Talking with airmen deployed to Afghanistan and Iraq, during recent visits to facilities in the region, Air Force Chief of Staff Gen. Michael Moseley commented on a favored topic—making certain every airman who can deploy does so. He intends to issue new regulations that would make it harder for airmen to get released from deployment cycles. Moseley noted that “on any given day, there are 10,000 airmen who are listed as nondeployable because of some medical reason.” He reckons that about 5,000 have obviously nondeployable conditions, such as being pregnant or having broken bones. The other 5,000, said Moseley, may have physical problems but they are ones that shouldn’t exclude them from deploying or that could be handled by the military’s in-theater medical forces.

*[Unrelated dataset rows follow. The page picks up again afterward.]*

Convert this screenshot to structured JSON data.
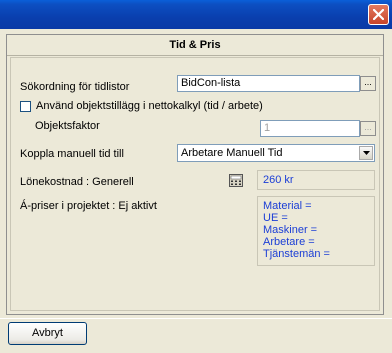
{
  "window": {
    "close_label": "X"
  },
  "panel": {
    "title": "Tid & Pris"
  },
  "form": {
    "sort_order_label": "Sökordning för tidlistor",
    "sort_order_value": "BidCon-lista",
    "use_object_surcharge_label": "Använd objektstillägg i nettokalkyl (tid / arbete)",
    "use_object_surcharge_checked": false,
    "object_factor_label": "Objektsfaktor",
    "object_factor_value": "1",
    "manual_time_label": "Koppla manuell tid till",
    "manual_time_value": "Arbetare Manuell Tid",
    "wage_cost_label": "Lönekostnad : Generell",
    "wage_cost_value": "260 kr",
    "unit_prices_label": "Á-priser i projektet : Ej aktivt",
    "unit_prices": [
      "Material =",
      "UE =",
      "Maskiner =",
      "Arbetare =",
      "Tjänstemän ="
    ],
    "ellipsis": "..."
  },
  "footer": {
    "cancel_label": "Avbryt"
  },
  "colors": {
    "titlebar": "#0a3fae",
    "value_text": "#1b3ed6",
    "background": "#ece9d8"
  },
  "icons": {
    "close": "close-icon",
    "dropdown": "chevron-down-icon",
    "calculator": "calculator-icon"
  }
}
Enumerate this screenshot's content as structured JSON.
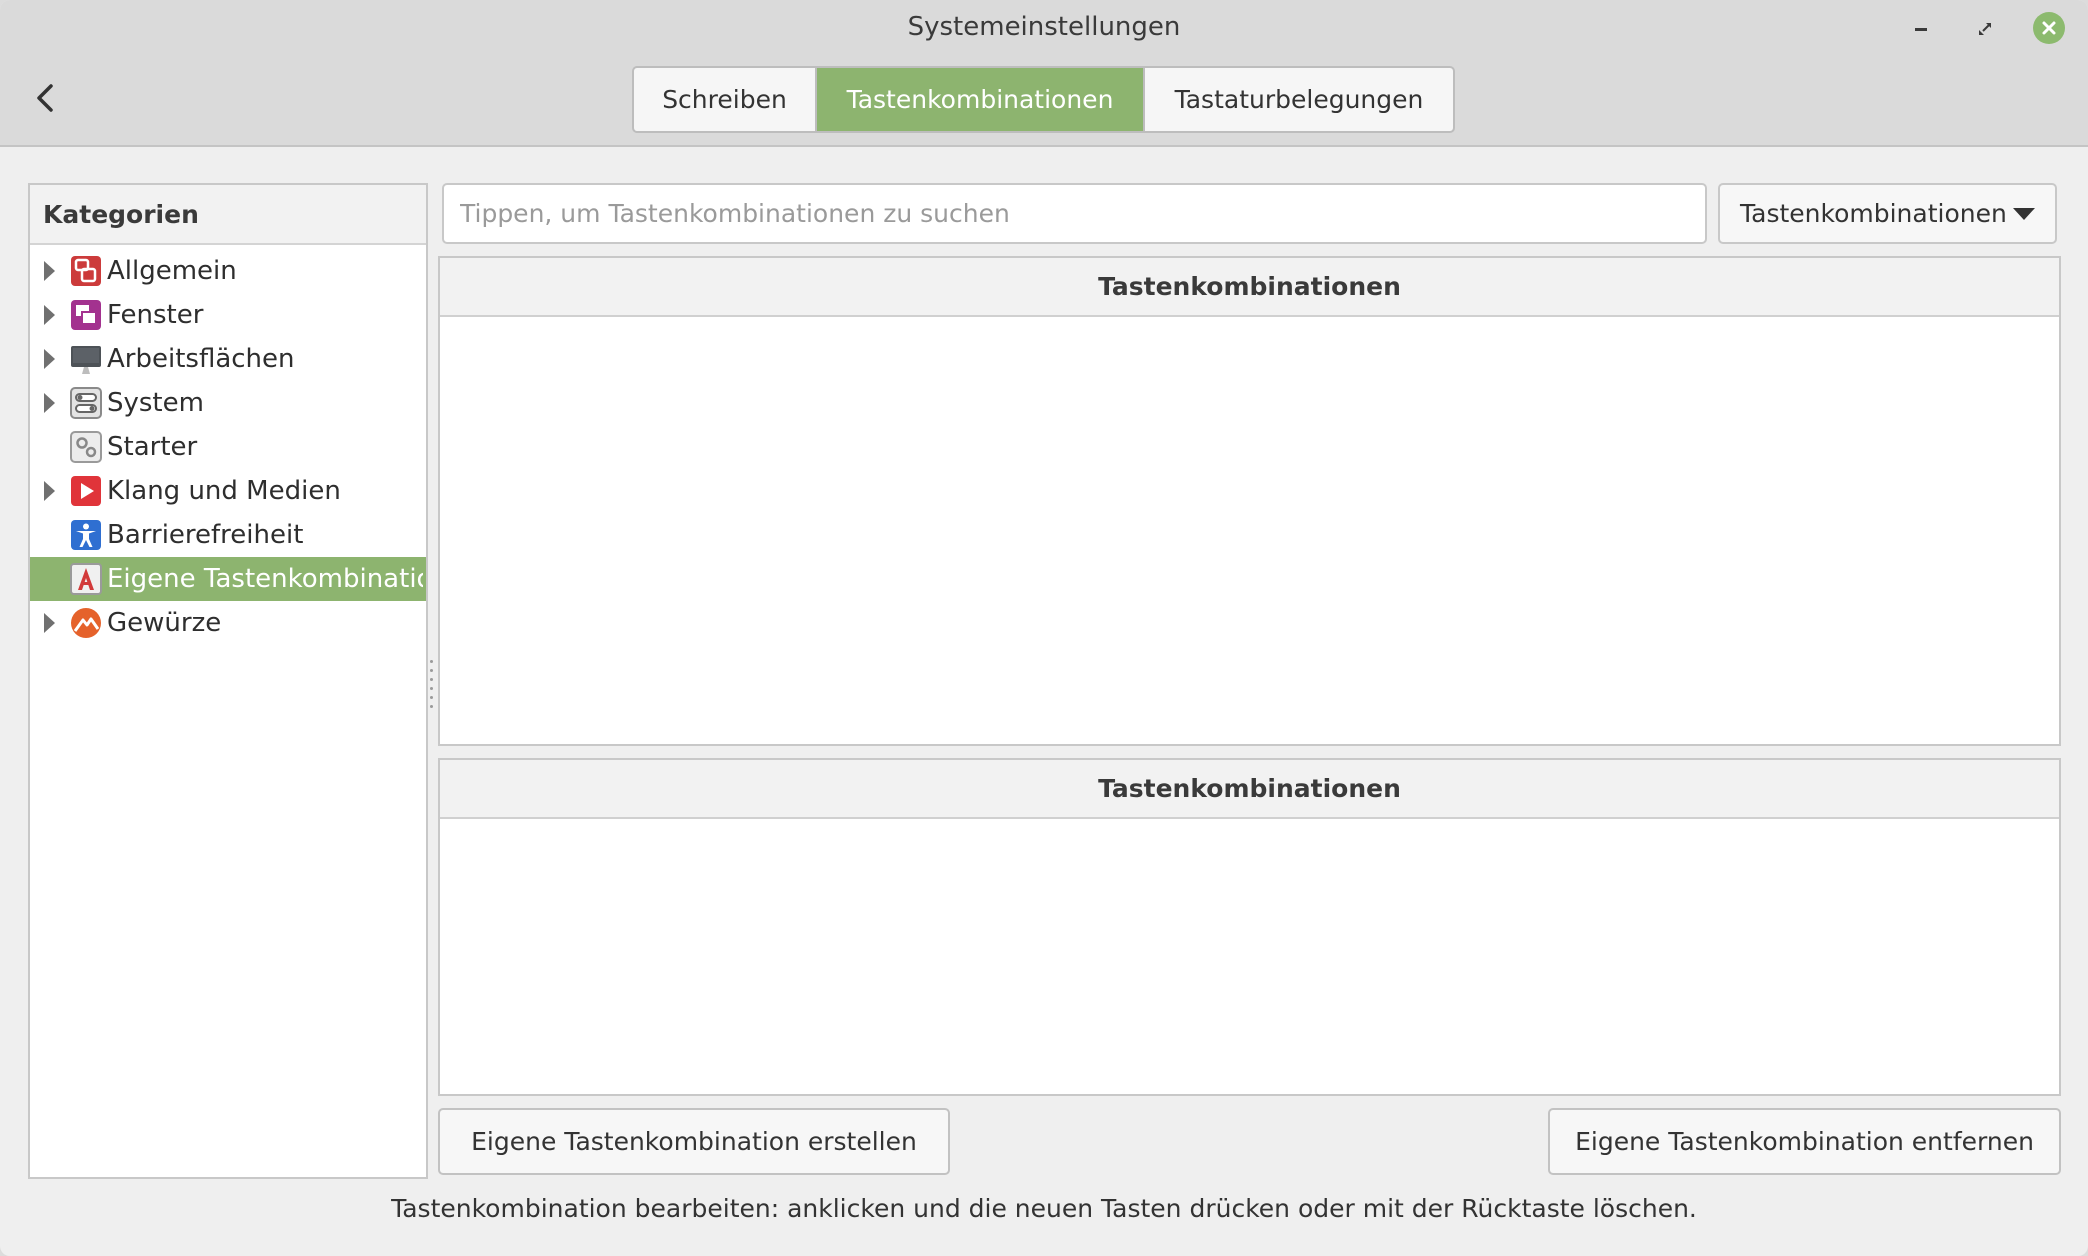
{
  "window": {
    "title": "Systemeinstellungen"
  },
  "tabs": [
    {
      "label": "Schreiben",
      "active": false
    },
    {
      "label": "Tastenkombinationen",
      "active": true
    },
    {
      "label": "Tastaturbelegungen",
      "active": false
    }
  ],
  "sidebar": {
    "header": "Kategorien",
    "items": [
      {
        "label": "Allgemein",
        "icon": "general-settings-icon",
        "expandable": true,
        "selected": false
      },
      {
        "label": "Fenster",
        "icon": "window-icon",
        "expandable": true,
        "selected": false
      },
      {
        "label": "Arbeitsflächen",
        "icon": "workspace-icon",
        "expandable": true,
        "selected": false
      },
      {
        "label": "System",
        "icon": "system-icon",
        "expandable": true,
        "selected": false
      },
      {
        "label": "Starter",
        "icon": "launcher-icon",
        "expandable": false,
        "selected": false
      },
      {
        "label": "Klang und Medien",
        "icon": "media-icon",
        "expandable": true,
        "selected": false
      },
      {
        "label": "Barrierefreiheit",
        "icon": "accessibility-icon",
        "expandable": false,
        "selected": false
      },
      {
        "label": "Eigene Tastenkombinationen",
        "icon": "custom-shortcut-icon",
        "expandable": false,
        "selected": true
      },
      {
        "label": "Gewürze",
        "icon": "spices-icon",
        "expandable": true,
        "selected": false
      }
    ]
  },
  "search": {
    "placeholder": "Tippen, um Tastenkombinationen zu suchen",
    "value": ""
  },
  "filter_dropdown": {
    "selected": "Tastenkombinationen"
  },
  "panels": {
    "top_header": "Tastenkombinationen",
    "bottom_header": "Tastenkombinationen"
  },
  "buttons": {
    "add_label": "Eigene Tastenkombination erstellen",
    "remove_label": "Eigene Tastenkombination entfernen"
  },
  "hint_text": "Tastenkombination bearbeiten: anklicken und die neuen Tasten drücken oder mit der Rücktaste löschen.",
  "colors": {
    "accent": "#8db46f",
    "close_button": "#8cba6e"
  }
}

When the Air Force sets a new program baseline for the B-52 re-engining this fall, there will be “some” cost increase, because the project wasn't previously fully funded, and the Air Force has a better handle on actual supplier costs and knowledge from ground testing, program officials said.